"The more people focus on their salaries, the less they will focus on satisfying their intellectual curiosity, learning new skills, or having fun, and those are the very things that make people perform best."
The fact that there is little evidence to show that money motivates us, and a great deal of evidence to suggest that it actually demotivates us, supports the idea that that there may be hidden costs associated with rewards. Of course, that doesn’t mean that we should work for free. We all need to pay our bills and provide for our families — but once these basic needs are covered the psychological benefits of money are questionable. In a widely cited paper, Daniel Kahneman and Angus Deaton reported that, in the U.S., emotional well-being levels increase with salary levels up to a salary of $75,000 — but that they plateau afterwards. Or, as Arnold Schwarzenegger once stated: “Money doesn’t make you happy.
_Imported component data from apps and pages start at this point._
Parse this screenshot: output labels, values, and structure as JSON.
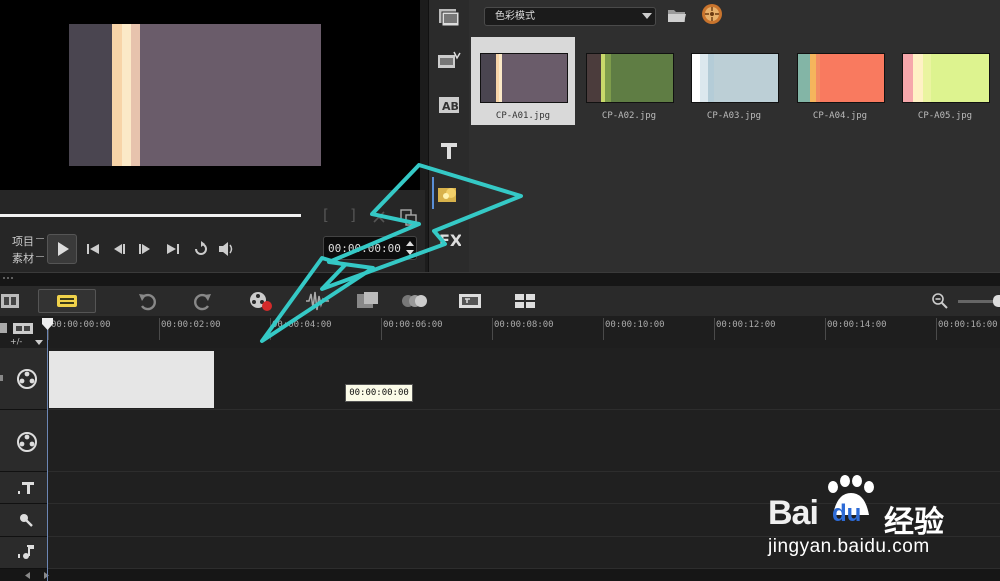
{
  "preview": {
    "frame_colors": [
      "#4a4550",
      "#f7d4a8",
      "#fbe9c7",
      "#e7c3ad",
      "#6a5c6a"
    ],
    "mode_project": "项目",
    "mode_clip": "素材",
    "timecode": "00:00:00:00",
    "mark_in": "[",
    "mark_out": "]",
    "progress": 0.71
  },
  "library": {
    "mode_label": "色彩模式",
    "items": [
      {
        "name": "CP-A01.jpg",
        "colors": [
          "#4a4550",
          "#f7d4a8",
          "#fbe9c7",
          "#6a5c6a"
        ],
        "selected": true
      },
      {
        "name": "CP-A02.jpg",
        "colors": [
          "#4b3c3c",
          "#c9d96a",
          "#7e9c4b",
          "#5f7d44"
        ],
        "selected": false
      },
      {
        "name": "CP-A03.jpg",
        "colors": [
          "#ffffff",
          "#dce8ee",
          "#b4ccd7",
          "#bccfd6"
        ],
        "selected": false
      },
      {
        "name": "CP-A04.jpg",
        "colors": [
          "#83b5a6",
          "#f5b55c",
          "#f38b63",
          "#f97a5f"
        ],
        "selected": false
      },
      {
        "name": "CP-A05.jpg",
        "colors": [
          "#f6a7ab",
          "#fff1c5",
          "#eaf4a0",
          "#ddf38f"
        ],
        "selected": false
      }
    ]
  },
  "timeline": {
    "ruler_labels": [
      "00:00:00:00",
      "00:00:02:00",
      "00:00:04:00",
      "00:00:06:00",
      "00:00:08:00",
      "00:00:10:00",
      "00:00:12:00",
      "00:00:14:00",
      "00:00:16:00"
    ],
    "tooltip": "00:00:00:00",
    "add_track_label": "+/-"
  },
  "watermark": {
    "brand": "Bai",
    "brand2": "du",
    "cn": "经验",
    "url": "jingyan.baidu.com"
  },
  "colors": {
    "annotation_stroke": "#35c9c6",
    "clip_fill": "#e6e6e6",
    "playhead": "#6c86b4"
  }
}
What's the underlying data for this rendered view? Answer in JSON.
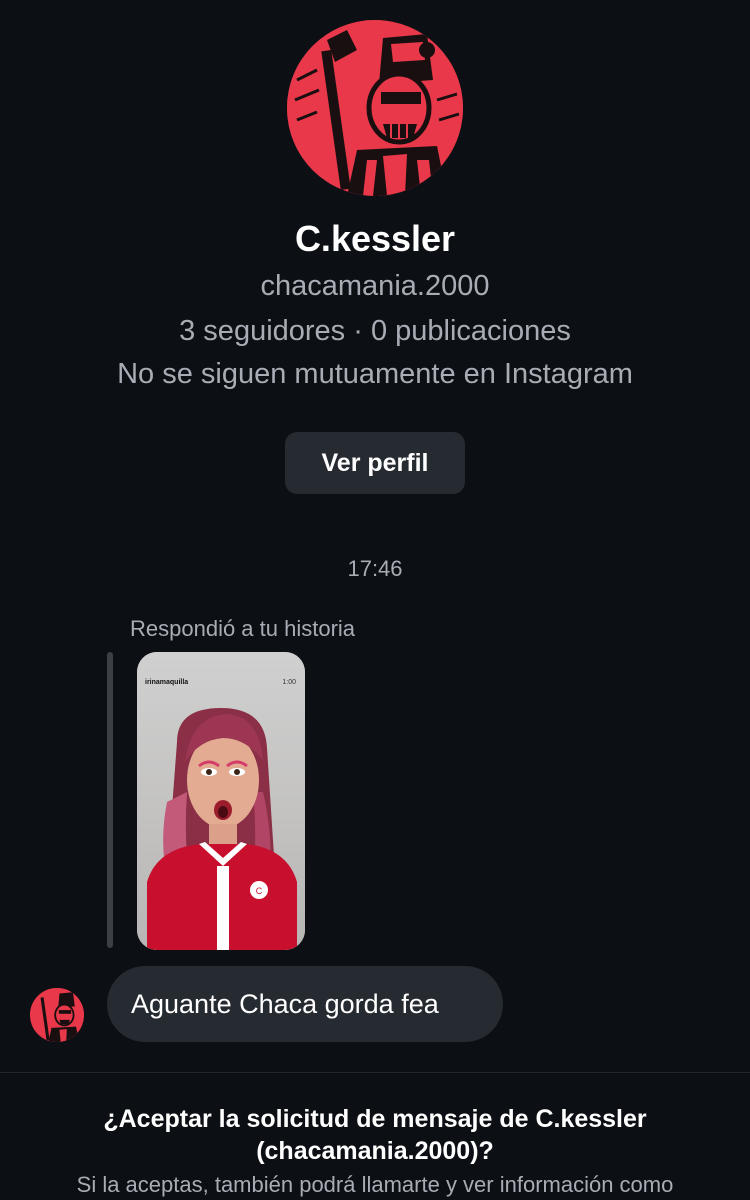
{
  "profile": {
    "name": "C.kessler",
    "username": "chacamania.2000",
    "stats": "3 seguidores · 0 publicaciones",
    "mutual": "No se siguen mutuamente en Instagram",
    "view_profile_label": "Ver perfil"
  },
  "thread": {
    "time": "17:46",
    "replied_label": "Respondió a tu historia",
    "story": {
      "user": "irinamaquilla",
      "time": "1:00"
    },
    "message": "Aguante Chaca gorda fea"
  },
  "request": {
    "title_line1": "¿Aceptar la solicitud de mensaje de C.kessler",
    "title_line2": "(chacamania.2000)?",
    "text": "Si la aceptas, también podrá llamarte y ver información como"
  },
  "colors": {
    "background": "#0c0f14",
    "avatar_red": "#e8384a",
    "bubble": "#262a31",
    "muted_text": "#a8adb5"
  }
}
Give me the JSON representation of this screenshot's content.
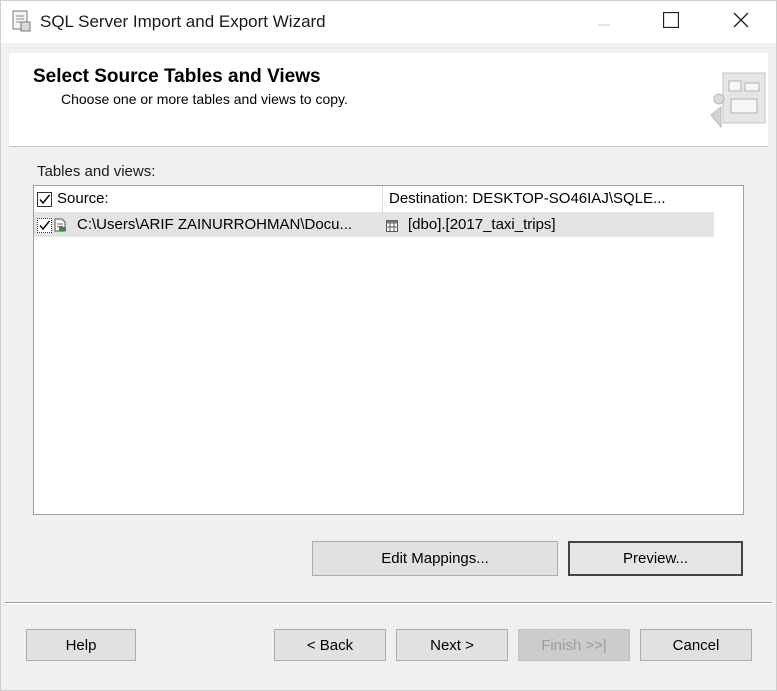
{
  "window": {
    "title": "SQL Server Import and Export Wizard"
  },
  "header": {
    "title": "Select Source Tables and Views",
    "subtitle": "Choose one or more tables and views to copy."
  },
  "tables": {
    "label": "Tables and views:",
    "columns": {
      "source": "Source:",
      "destination": "Destination: DESKTOP-SO46IAJ\\SQLE..."
    },
    "header_checked": true,
    "rows": [
      {
        "checked": true,
        "source": "C:\\Users\\ARIF ZAINURROHMAN\\Docu...",
        "destination": "[dbo].[2017_taxi_trips]"
      }
    ]
  },
  "buttons": {
    "edit_mappings": "Edit Mappings...",
    "preview": "Preview...",
    "help": "Help",
    "back": "< Back",
    "next": "Next >",
    "finish": "Finish >>|",
    "cancel": "Cancel"
  },
  "icons": {
    "app": "wizard-app-icon",
    "header": "wizard-header-graphic",
    "minimize": "minimize-icon",
    "maximize": "maximize-icon",
    "close": "close-icon",
    "source_file": "flat-file-icon",
    "destination_table": "table-icon"
  }
}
I now have $50 million but I was just as happy when I had $48 million.”
Money Motivated Series
Does Money Really Affect Motivation? (1)
Does Money Really Affect Motivation? (2)
Does Money Really Affect Motivation? (3)
Does Money Really Affect Motivation? (4)